SNOHOMISH DISTRICT, Wash. — Snohomish County Executive Dave Somers launched a new plan on Thursday to address the effects of the drug crisis on people and businesses.
Somers’ plan includes an executive directive and a spending plan for the county’s $1.4 million opioid payment that will go to Snohomish County Council. In a release, Somers said the spending plan would focus on a community-focused response to the crisis.
An executive directive will be issued to the Department of Emergency Management directing the department to convene the Multi-Agency Coordination Group (MAC), which will organize various agencies including Fire/EMS resources, service housing and human services, public health and health services, public safety, and other regional partners in an effort to address the county’s drug crisis.
The MAC Corporation will be responsible for creating a list of goals, plans to reduce drug-related deaths and mitigate the impact of the crisis on property and public safety, as well as strategies for reducing drug-related deaths. long-term strategy to reduce the number of people with substance use disorders in the county.
The team’s work will be evaluated and approved by the new Disaster Policy Team led by Somers and the heads of affected agencies.
Somers’ spending proposal for a portion of the county’s opioid settlement money is divided into two distinct phases.
In the first phase, Somers proposed that the county spend approximately $670,000 focusing on immediate actions and building infrastructure for future phases of the drug crisis.
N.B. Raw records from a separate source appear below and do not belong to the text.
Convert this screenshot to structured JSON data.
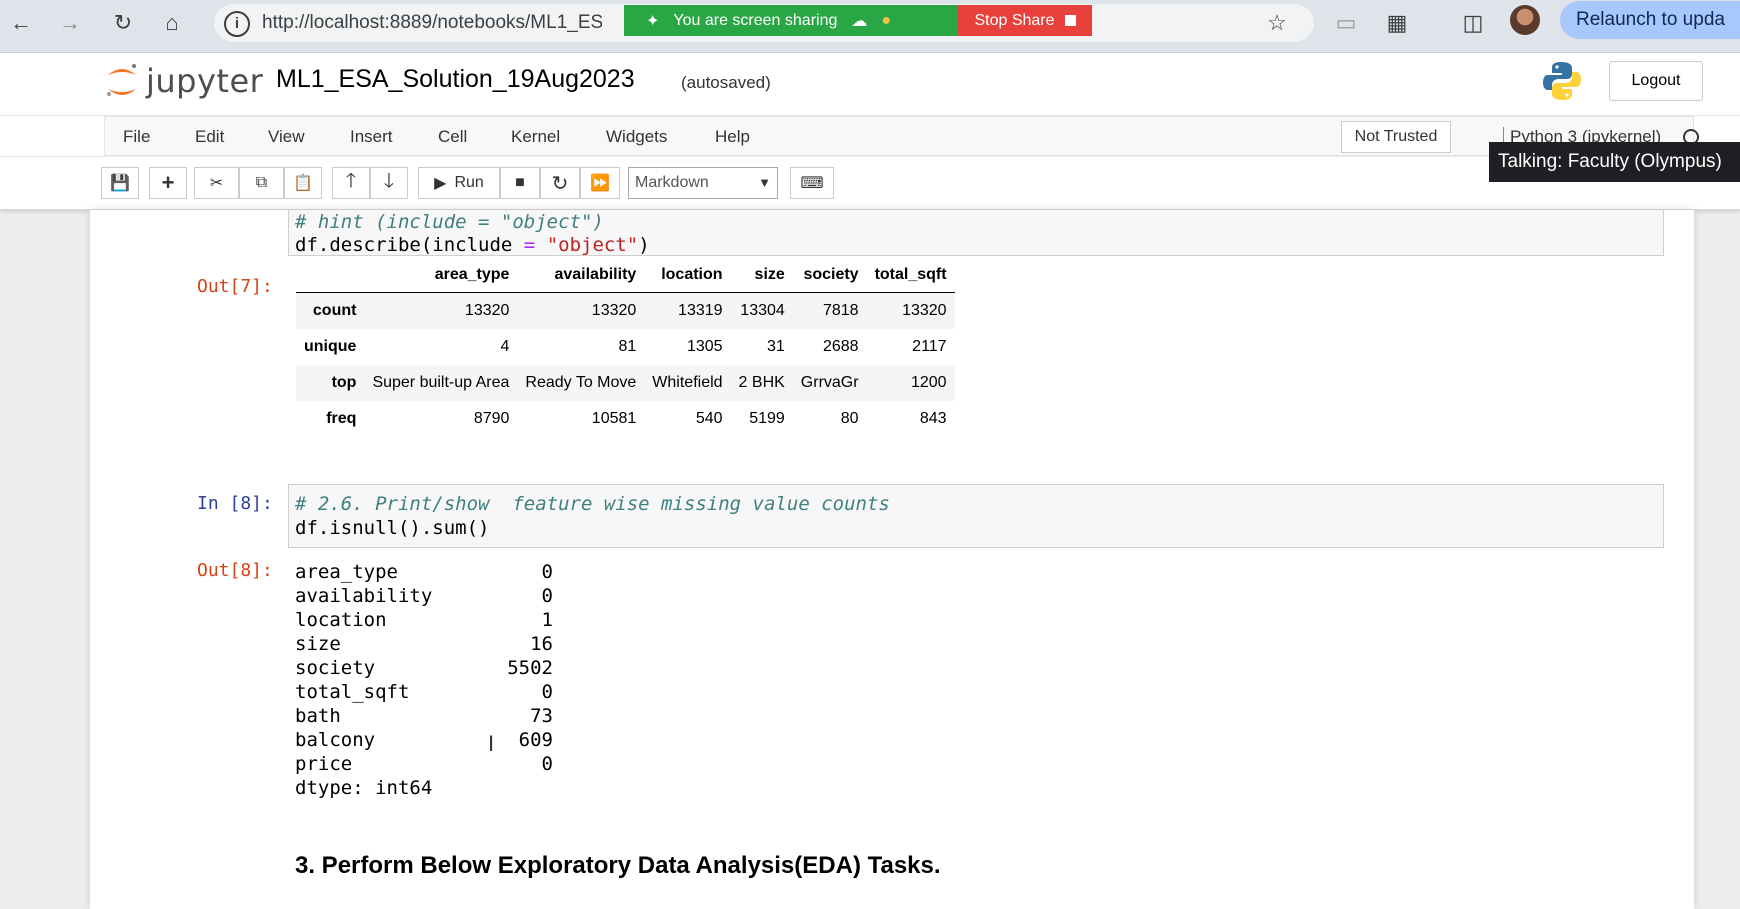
{
  "browser": {
    "url": "http://localhost:8889/notebooks/ML1_ES",
    "share_text": "You are screen sharing",
    "stop_share_label": "Stop Share",
    "relaunch_label": "Relaunch to upda"
  },
  "header": {
    "logo_text": "jupyter",
    "notebook_title": "ML1_ESA_Solution_19Aug2023",
    "autosave_status": "(autosaved)",
    "logout_label": "Logout"
  },
  "menubar": {
    "items": [
      "File",
      "Edit",
      "View",
      "Insert",
      "Cell",
      "Kernel",
      "Widgets",
      "Help"
    ],
    "trust_label": "Not Trusted",
    "kernel_name": "Python 3 (ipykernel)"
  },
  "tooltip": {
    "talking": "Talking: Faculty (Olympus)"
  },
  "toolbar": {
    "run_label": "Run",
    "cell_type": "Markdown"
  },
  "cells": {
    "cell7": {
      "code": [
        "# hint (include = \"object\")",
        "df.describe(include = \"object\")"
      ],
      "out_prompt": "Out[7]:",
      "table": {
        "columns": [
          "",
          "area_type",
          "availability",
          "location",
          "size",
          "society",
          "total_sqft"
        ],
        "rows": [
          [
            "count",
            "13320",
            "13320",
            "13319",
            "13304",
            "7818",
            "13320"
          ],
          [
            "unique",
            "4",
            "81",
            "1305",
            "31",
            "2688",
            "2117"
          ],
          [
            "top",
            "Super built-up Area",
            "Ready To Move",
            "Whitefield",
            "2 BHK",
            "GrrvaGr",
            "1200"
          ],
          [
            "freq",
            "8790",
            "10581",
            "540",
            "5199",
            "80",
            "843"
          ]
        ]
      }
    },
    "cell8": {
      "in_prompt": "In [8]:",
      "code_comment": "# 2.6. Print/show  feature wise missing value counts",
      "code_line2": "df.isnull().sum()",
      "out_prompt": "Out[8]:",
      "series": [
        [
          "area_type",
          "0"
        ],
        [
          "availability",
          "0"
        ],
        [
          "location",
          "1"
        ],
        [
          "size",
          "16"
        ],
        [
          "society",
          "5502"
        ],
        [
          "total_sqft",
          "0"
        ],
        [
          "bath",
          "73"
        ],
        [
          "balcony",
          "609"
        ],
        [
          "price",
          "0"
        ]
      ],
      "dtype": "dtype: int64"
    },
    "markdown": {
      "heading": "3. Perform Below Exploratory Data Analysis(EDA) Tasks."
    }
  }
}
This will include expanding the county’s First Response Left Behind Program by making naloxone easier to fight fires and EMS, and funding community-based organizations looking to find ways. expand opioid-related efforts at the grassroots level and strengthen education efforts.
Phase two will include a total of $800,000 dedicated to long-term proposals, potentially including school-based education to reduce youth substance use disorders and create a resource mobile force to provide drug treatment and/or counseling to individuals with substance use disorders throughout the county.
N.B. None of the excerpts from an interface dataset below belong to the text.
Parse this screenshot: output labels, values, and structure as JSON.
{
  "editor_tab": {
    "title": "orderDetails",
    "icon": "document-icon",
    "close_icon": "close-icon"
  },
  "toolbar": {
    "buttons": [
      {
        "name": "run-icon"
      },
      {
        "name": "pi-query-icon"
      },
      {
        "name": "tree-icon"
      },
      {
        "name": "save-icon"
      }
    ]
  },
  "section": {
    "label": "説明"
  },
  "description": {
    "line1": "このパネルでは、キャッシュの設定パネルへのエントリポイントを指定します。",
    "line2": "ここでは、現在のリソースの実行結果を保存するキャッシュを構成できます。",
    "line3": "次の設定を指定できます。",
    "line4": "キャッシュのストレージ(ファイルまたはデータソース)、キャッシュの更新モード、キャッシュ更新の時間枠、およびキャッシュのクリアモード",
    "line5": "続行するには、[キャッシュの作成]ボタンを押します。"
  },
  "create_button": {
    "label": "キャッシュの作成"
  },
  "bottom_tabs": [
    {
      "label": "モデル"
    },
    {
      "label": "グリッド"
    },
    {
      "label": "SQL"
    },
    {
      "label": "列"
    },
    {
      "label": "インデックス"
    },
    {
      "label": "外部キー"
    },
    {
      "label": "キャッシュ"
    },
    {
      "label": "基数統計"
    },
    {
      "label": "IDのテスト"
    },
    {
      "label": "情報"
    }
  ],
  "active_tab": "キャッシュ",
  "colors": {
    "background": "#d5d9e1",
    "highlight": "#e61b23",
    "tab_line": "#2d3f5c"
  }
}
The county will receive a total of about $14 million from agreements with drug companies for their role in the opioid crisis. The county also anticipates that there will be future settlements related to the crisis that will spur funding.
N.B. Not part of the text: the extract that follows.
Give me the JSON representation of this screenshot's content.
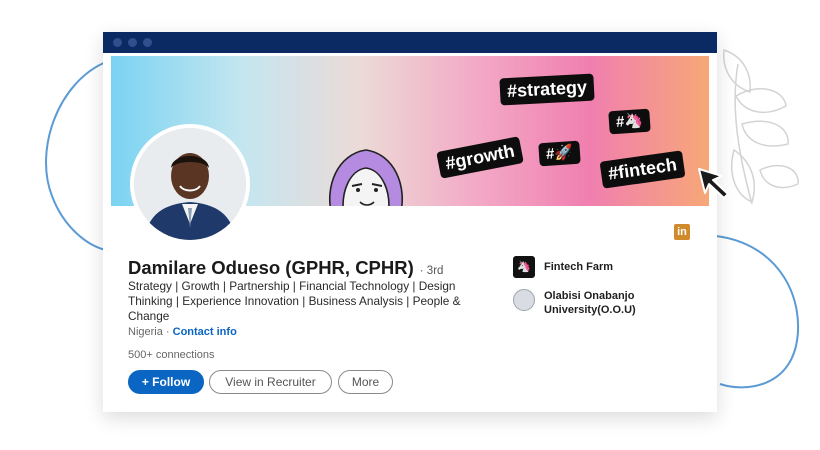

Somers, who lost his brother to a fentanyl overdose this year, said policy debates around the drug crisis can often overlook the real human pain at the heart of the problem. .
Somers said: “In Snohomish County, we have built the infrastructure to address substance use disorders, and this plan is crucial to advancing our efforts locally. “Ultimately, we need an influx of state and federal money to address the complex issues facing individuals, communities, and businesses because of this drug crisis. We must. much more before losing more loved ones.”
In 2022, the county lost 284 people to a fatal drug overdose. Between 2017 and 2022, the number of overdoses more than doubled in the county. The number of fentanyl-related overdoses increased eightfold. The county exceeded 80 overdose cases by 2023, with more than half related to fentanyl.
On Wednesday, seven inmates at the Snohomish County Jail in Everett were taken to the hospital on suspicion of an opioid overdose. All seven people were injected with Narcan at the scene and are expected to recover.